Re:Gender works to end gender inequity and discrimination against girls and women by exposing root causes and advancing research-informed action. Working with multiple sectors and disciplines, we are shaping a world that demands fairness across difference.
On Valentine's Day, Linda Basch, President of the National Council for Research on Women, wrote an op-ed calling for greater gender equity:
This Valentine's Day, skip the chocolates and the teddy bears. Don't bother with expensive flowers or that revealing lingerie you've been eyeing. Quite frankly, many of us are just not in the mood. What women really want, in these volatile times, is greater economic opportunity and security.
In an attempt to find answers to questions pertinent to business challenges and changes faced today, PricewaterhouseCoopers invited global academics, politicians, and business leaders to share their views on the gender gap and how it will impact the future.
As has been pointed out with increasing frequency, a certain group think has been widely blamed for the economic crisis we find ourselves in today. Studies indicate that women are more comprehensive thinkers and less attracted to excessive risk than are their male peers.
World Bank Managing Director Ngozi N. Okonjo-Iweala formally launched a Private Sector Leaders Forum (PSLF) with IFC Executive Vice President Lars Thunell and World Bank Vice President Danny Laipziger at the World Economic Forum January 2009 summit in Davos, Switzerland. This innovative public-private partnership is the latest initiative of Gender Equality as Smart Economics, the World Bank Group’s Gender Action Plan (GAP).

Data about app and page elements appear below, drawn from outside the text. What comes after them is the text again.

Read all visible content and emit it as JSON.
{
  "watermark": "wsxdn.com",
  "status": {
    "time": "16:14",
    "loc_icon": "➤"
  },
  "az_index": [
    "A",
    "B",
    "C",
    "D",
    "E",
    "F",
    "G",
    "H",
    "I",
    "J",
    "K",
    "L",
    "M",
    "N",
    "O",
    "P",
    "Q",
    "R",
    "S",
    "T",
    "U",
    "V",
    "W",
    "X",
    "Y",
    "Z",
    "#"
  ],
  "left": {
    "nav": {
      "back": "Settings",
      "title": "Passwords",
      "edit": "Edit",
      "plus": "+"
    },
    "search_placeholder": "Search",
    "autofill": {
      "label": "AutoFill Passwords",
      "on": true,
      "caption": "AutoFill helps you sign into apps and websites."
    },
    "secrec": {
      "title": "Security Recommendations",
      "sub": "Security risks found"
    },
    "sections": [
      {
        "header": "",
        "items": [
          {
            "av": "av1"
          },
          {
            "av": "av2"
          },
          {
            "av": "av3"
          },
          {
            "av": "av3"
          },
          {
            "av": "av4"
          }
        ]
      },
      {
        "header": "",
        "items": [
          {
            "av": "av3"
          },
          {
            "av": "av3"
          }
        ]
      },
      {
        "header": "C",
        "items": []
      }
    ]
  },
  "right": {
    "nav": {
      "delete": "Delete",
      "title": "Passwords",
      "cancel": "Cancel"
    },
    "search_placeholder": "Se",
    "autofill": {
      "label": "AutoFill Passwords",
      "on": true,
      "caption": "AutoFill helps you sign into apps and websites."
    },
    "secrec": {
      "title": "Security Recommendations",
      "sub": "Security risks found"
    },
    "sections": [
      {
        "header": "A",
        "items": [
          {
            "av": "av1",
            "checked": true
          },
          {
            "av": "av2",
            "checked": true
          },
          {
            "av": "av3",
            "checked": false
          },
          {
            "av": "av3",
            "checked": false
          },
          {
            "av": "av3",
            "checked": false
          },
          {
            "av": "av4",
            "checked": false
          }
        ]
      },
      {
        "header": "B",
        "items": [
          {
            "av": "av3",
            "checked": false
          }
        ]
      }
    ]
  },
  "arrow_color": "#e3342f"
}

This article focuses on the need for consumer goods companies to target both men and women in their advertising, not just women. By appealing to “parents and children” and not “mothers and children,” companies will gain access to a new market opportunity.